Powerful! That is probably the best word with which to begin this review. Last night’s opening night audience at Drury Lane Oakbrook’s “Billy Elliot” saw a production that was far superior to the original that opened in Chicago prior to Broadway. This film converted to Broadway musical with a book and lyrics by Lee Hall and music by Elton John, tells the story of a young man who finds that ballet is his true love. This “love” and “desire” becomes the focal point for a community that is down on its luck and at odds with the world surrounding them.
“Billy Elliot” is a story about dreams that come true, or at least, the possibility of them doing so. It is also a story of faith in others and supporting those who have visions and dreams that differ in every way from yours. The story takes place in a coal mining town, during a strike, in the English countryside. The miners are on strike, so money is tough. Billy’s dad (Ron E. Rains shows a whole new side to his range in this one) and brother, Tony (deftly handled by Liam Quealy) are miners going through the trials of the strike. Billy (this role is handled by two young men who alternate performances- the opening night Billy was played by Nicholas Dantes, an extraordinary young performer with solid ability, a wonderful voice and great stage presence) The alternate is Kyle Halford, who I am positive, knowing how Drury lane works is just as wonderful to watch.
This production is smoothly directed by Rachel Rockwell, who also handles the choreography. If you have never seen one of her productions, where have you been? Her magic has graced most of the stages in the Chicago area and brings a newness to every show she takes on. Her creativity is amazing! Her ability to cast a show with just the right people is another pearl on her string. Maureen Gallagher is a divine Grandma, who adds just the right comic touches to this woman, and who knew she could sing as well as act? Susie McMonagle is wonderful as Mrs. Wilkinson, the dance teacher who sees the promise of young Billy who ends up in her dance class by accident, or was it fate?
Other featured players are Michael Harp as Michael, Billy’s cross dressing friend. Incidently, Rockwell finds a way to get all the miners to cross dress themselves in this production allowing everyone in this huge, and highly energetic cast to “express themselves”. Terry Hamilton, who we see on many of our stages, often in very dramatic roles shows another side of himself as well as he takes on George, Billy’s boxing teacher. Brianna Borger handles the role of Mum, Billy’s departed mother. Her final scene with Billy brought a tear to my eye.
While the music in this play is not music that is memorable, the songs do help the telling of the story. The dance numbers are amazing and truly will give you chills.
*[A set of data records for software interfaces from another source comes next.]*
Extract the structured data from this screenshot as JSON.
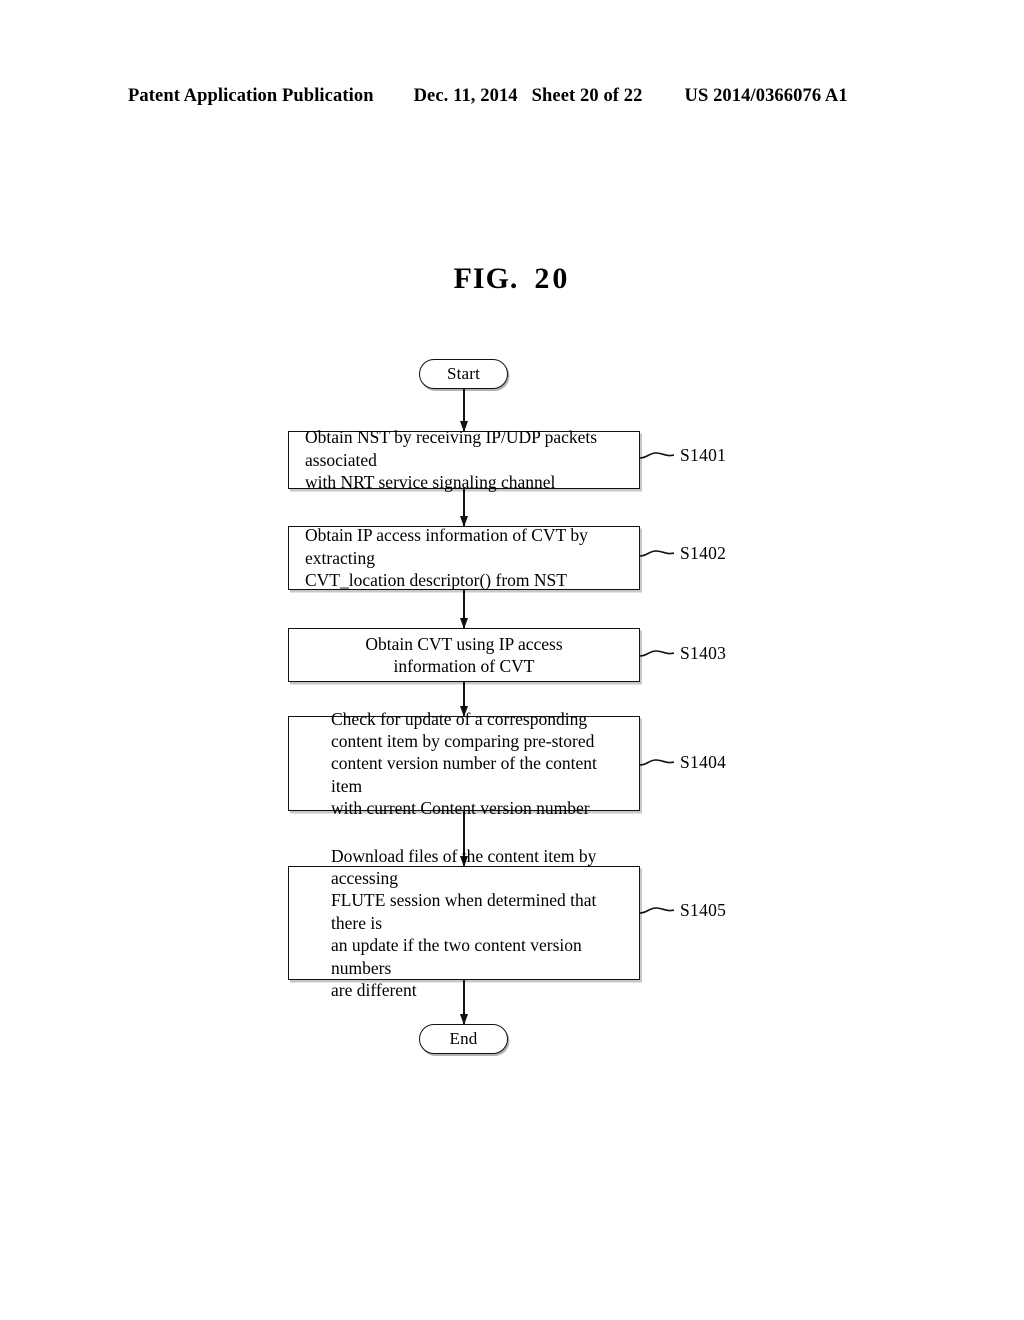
{
  "header": {
    "publication": "Patent Application Publication",
    "date": "Dec. 11, 2014",
    "sheet": "Sheet 20 of 22",
    "patent_number": "US 2014/0366076 A1"
  },
  "figure": {
    "label": "FIG.",
    "number": "20"
  },
  "flowchart": {
    "start_label": "Start",
    "end_label": "End",
    "steps": [
      {
        "id": "S1401",
        "text": "Obtain NST by receiving IP/UDP packets associated\nwith NRT service signaling channel",
        "align": "left"
      },
      {
        "id": "S1402",
        "text": "Obtain IP access information of CVT by extracting\nCVT_location descriptor() from NST",
        "align": "left"
      },
      {
        "id": "S1403",
        "text": "Obtain CVT using IP access\ninformation of CVT",
        "align": "center"
      },
      {
        "id": "S1404",
        "text": "Check for update of a corresponding\ncontent item by comparing pre-stored\ncontent version number of the content item\nwith current Content version number",
        "align": "indent"
      },
      {
        "id": "S1405",
        "text": "Download files of the content item by accessing\nFLUTE session when determined that there is\nan update if the two content version numbers\nare different",
        "align": "indent"
      }
    ]
  },
  "colors": {
    "ink": "#111111",
    "paper": "#ffffff"
  }
}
In particular Rhett Guter as “older Billy” in an amazing dance sequence that has the audience “flying high” as Billy soars. As said earlier, this production is solid from start to finish and exceeded my expectations.
The cleverly designed set (Kevin Depinet), great lighting effects (Lee Fiskness), sound (Garth Helm) costumes (Maggie Hofmann) props (Nick Heggestad) and even the dialect coach (Christine Adair) brought the other ingredients to Ms Rockwell’s recipe for bringing a new look to a production that needed her touch. Her magic is evident from start to finish and while the running time is around two hours and forty five minutes, it will feel like much shorter.
This amazing cast, is proof of the importance of the ensemble and each and every member. The youngsters in this production are amazing. The music direction by Roberta Duchak and the Drury lane Orchestra directed by Colin Welford, magnificent. There is a collection during the intermission break as part of the story with the kids milling through the audience. Please give to this particular charity- The Bernie Yvon memorial Scholarship Fund- see www.bernieyvon.com
“Billy Elliot” will continue at Drury Lane Oakbrook through June 7th with performances as follows:
Thursdays 1:30 p.m. and 8 p.m.
Fridays 8 p.m.
Saturdays 5 and 8:30 p.m.
Sundays 2 and 6 p.m.
Tickets range from $45 with special discounts for seniors and students. By the way, due to some rough language, it is suggested that smaller children not be brought to this one. To purchase tickets call the box office at 630-530-0111, Ticketmaster at 1-800-745-3000 or online at www.drurylane.com
Dinner and lunch packages are available. The theater is located at 100 Drury lane in Oakbrook Terrace, just north of the Oakbrook Shopping Center in Oakbrook with plenty of free parking.
To see what others are saying, visit www.theatreinchicago.com, go to Review Round-up and click at “Billy Elliot”